My friend from whom I had first heard the aphorism clarified for me that it came about he thinks in the Second World War when in doing reconnaissance (since “time spent on reconnaissance is rarely wasted”) officers found that the area they wished particularly to study required two maps side by side, or even four maps corner-to-corner, because as sod’s law would have it the particularly interesting terrain, the terrain of particular concern for the battle to come, was right on the edge or at the corner of the map. (The problem is solved now by the maps all being digital so one can choose where to have the centre point.)

I can understand this militarily, but confess some puzzlement as to what Bresson was thinking. My interpretation is that it is in the juxtaposition between shot A and shot B of a film that significant meaning arises: at the point where the shot changes, i.e. the joins, the spectator is pitched into a new development, or the unexpected, or sudden enhanced anticipation of what is going to happen.

The general idea continues to have traction: the gnomic can somehow be mesmerising. Lo and behold it is the epigraph to Michael Ondaatje’s new novel ‘Warlight’ in this form: “Most of the great battles are fought in the creases of topographical maps.” In the acknowledgements this is credited to ‘a remark made by Robert Bresson during a filmed interview’. That brings the two strands together: the idea somehow current in the ether and the name of Robert Bresson. Roll over, Général de M.

Well I remain uncertain as to quite what Bresson meant, and wish he was still alive so that we could ask him. I think it may also relate closely to the precision of his film-making, especially in the reconnaissance stage, but also when he was improvising on set. Does it refer to stripping away everything to leave some essence?

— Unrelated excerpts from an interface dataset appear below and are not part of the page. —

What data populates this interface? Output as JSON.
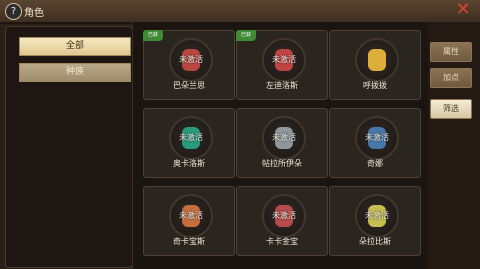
{
  "header": {
    "title": "角色",
    "icon": "question-icon",
    "close_icon": "close-icon"
  },
  "sidebar": {
    "tabs": [
      {
        "label": "全部"
      },
      {
        "label": "种族"
      }
    ]
  },
  "right_tabs": [
    {
      "label": "属性"
    },
    {
      "label": "加点"
    },
    {
      "label": "筛选"
    }
  ],
  "cards": [
    {
      "name": "巴朵兰思",
      "status": "未激活",
      "badge": "已获",
      "silhouette_color": "#c84b43"
    },
    {
      "name": "左迪洛斯",
      "status": "未激活",
      "badge": "已获",
      "silhouette_color": "#d14747"
    },
    {
      "name": "呼拨拨",
      "status": "",
      "badge": "",
      "silhouette_color": "#f0bf3e"
    },
    {
      "name": "奥卡洛斯",
      "status": "未激活",
      "badge": "",
      "silhouette_color": "#29a88a"
    },
    {
      "name": "帖拉所伊朵",
      "status": "未激活",
      "badge": "",
      "silhouette_color": "#9aa4ad"
    },
    {
      "name": "奇娜",
      "status": "未激活",
      "badge": "",
      "silhouette_color": "#4a82b8"
    },
    {
      "name": "奇卡宝斯",
      "status": "未激活",
      "badge": "",
      "silhouette_color": "#d77841"
    },
    {
      "name": "卡卡金宝",
      "status": "未激活",
      "badge": "",
      "silhouette_color": "#c84f4f"
    },
    {
      "name": "朵拉比斯",
      "status": "未激活",
      "badge": "",
      "silhouette_color": "#d8cf57"
    }
  ]
}
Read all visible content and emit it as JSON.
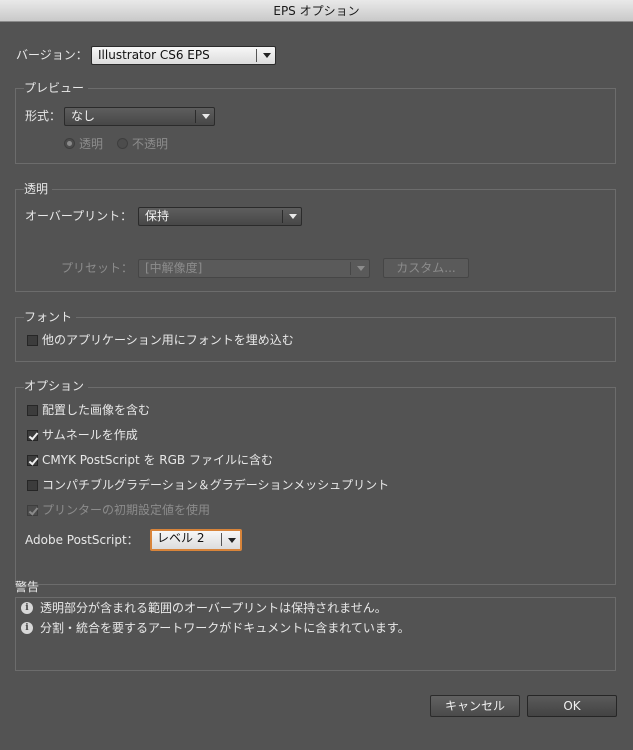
{
  "window": {
    "title": "EPS オプション"
  },
  "version": {
    "label": "バージョン：",
    "value": "Illustrator CS6 EPS"
  },
  "preview": {
    "group_title": "プレビュー",
    "format_label": "形式：",
    "format_value": "なし",
    "radio_transparent": "透明",
    "radio_opaque": "不透明"
  },
  "transparency": {
    "group_title": "透明",
    "overprint_label": "オーバープリント：",
    "overprint_value": "保持",
    "preset_label": "プリセット：",
    "preset_value": "[中解像度]",
    "custom_button": "カスタム..."
  },
  "fonts": {
    "group_title": "フォント",
    "embed_label": "他のアプリケーション用にフォントを埋め込む",
    "embed_checked": false
  },
  "options": {
    "group_title": "オプション",
    "items": [
      {
        "label": "配置した画像を含む",
        "checked": false,
        "disabled": false
      },
      {
        "label": "サムネールを作成",
        "checked": true,
        "disabled": false
      },
      {
        "label": "CMYK PostScript を RGB ファイルに含む",
        "checked": true,
        "disabled": false
      },
      {
        "label": "コンパチブルグラデーション＆グラデーションメッシュプリント",
        "checked": false,
        "disabled": false
      },
      {
        "label": "プリンターの初期設定値を使用",
        "checked": true,
        "disabled": true
      }
    ],
    "postscript_label": "Adobe PostScript：",
    "postscript_value": "レベル 2"
  },
  "warnings": {
    "title": "警告",
    "items": [
      "透明部分が含まれる範囲のオーバープリントは保持されません。",
      "分割・統合を要するアートワークがドキュメントに含まれています。"
    ],
    "icon": "info-icon"
  },
  "buttons": {
    "cancel": "キャンセル",
    "ok": "OK"
  }
}
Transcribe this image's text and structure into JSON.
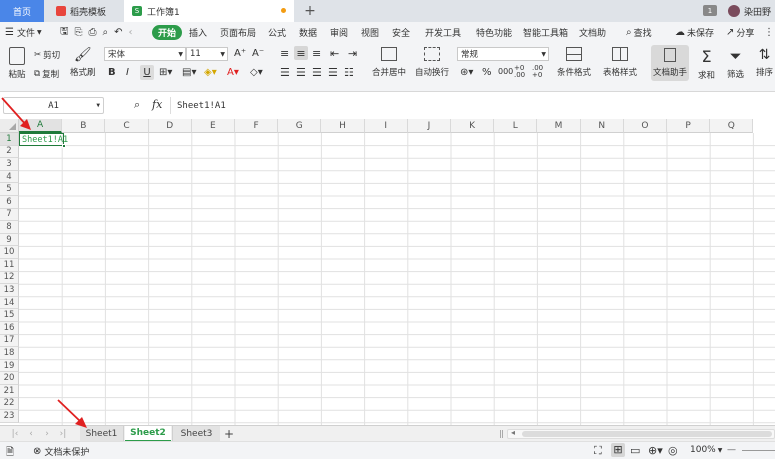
{
  "tabs": {
    "home": "首页",
    "template": "稻壳模板",
    "workbook": "工作簿1"
  },
  "top_right": {
    "badge": "1",
    "user": "染田野"
  },
  "menu": {
    "file": "文件",
    "start": "开始",
    "items": [
      "插入",
      "页面布局",
      "公式",
      "数据",
      "审阅",
      "视图",
      "安全",
      "开发工具",
      "特色功能",
      "智能工具箱",
      "文档助"
    ],
    "search": "查找",
    "unsaved": "未保存",
    "share": "分享"
  },
  "ribbon": {
    "paste": "粘贴",
    "cut": "剪切",
    "copy": "复制",
    "format_painter": "格式刷",
    "font_name": "宋体",
    "font_size": "11",
    "bold": "B",
    "italic": "I",
    "underline": "U",
    "merge": "合并居中",
    "wrap": "自动换行",
    "number_format": "常规",
    "cond_format": "条件格式",
    "table_style": "表格样式",
    "doc_helper": "文档助手",
    "sum": "求和",
    "filter": "筛选",
    "sort": "排序",
    "percent": "%",
    "thousands": "000",
    "inc_dec": "+0 .00",
    "dec_dec": ".00 +0"
  },
  "formula": {
    "cell_ref": "A1",
    "fx": "fx",
    "content": "Sheet1!A1"
  },
  "grid": {
    "columns": [
      "A",
      "B",
      "C",
      "D",
      "E",
      "F",
      "G",
      "H",
      "I",
      "J",
      "K",
      "L",
      "M",
      "N",
      "O",
      "P",
      "Q"
    ],
    "rows": [
      "1",
      "2",
      "3",
      "4",
      "5",
      "6",
      "7",
      "8",
      "9",
      "10",
      "11",
      "12",
      "13",
      "14",
      "15",
      "16",
      "17",
      "18",
      "19",
      "20",
      "21",
      "22",
      "23"
    ],
    "a1_value": "Sheet1!A1"
  },
  "sheets": {
    "tabs": [
      "Sheet1",
      "Sheet2",
      "Sheet3"
    ],
    "active": "Sheet2",
    "add": "+"
  },
  "status": {
    "protect": "文档未保护",
    "zoom": "100%",
    "minus": "—"
  },
  "colors": {
    "accent_green": "#2c9c4a",
    "annotation_red": "#e02020",
    "grid_line": "#e1e1e1",
    "selection": "#1f7a3a"
  }
}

Although Pawel Pawlikovsky’s Cold War could not be described as Bressonian, it does have that sense of precision that you find in Bresson’s films and which can be such an unexpected ingredient of compelling story-telling. I particularly admired the way that the narrative made jumps forcing the spectator to fill in the gaps, without ever at any point making this too difficult. It shares too with Bresson the quality of compression that makes the film much larger than its 88-minute length. In a hyperbolic age, this is extremely valuable.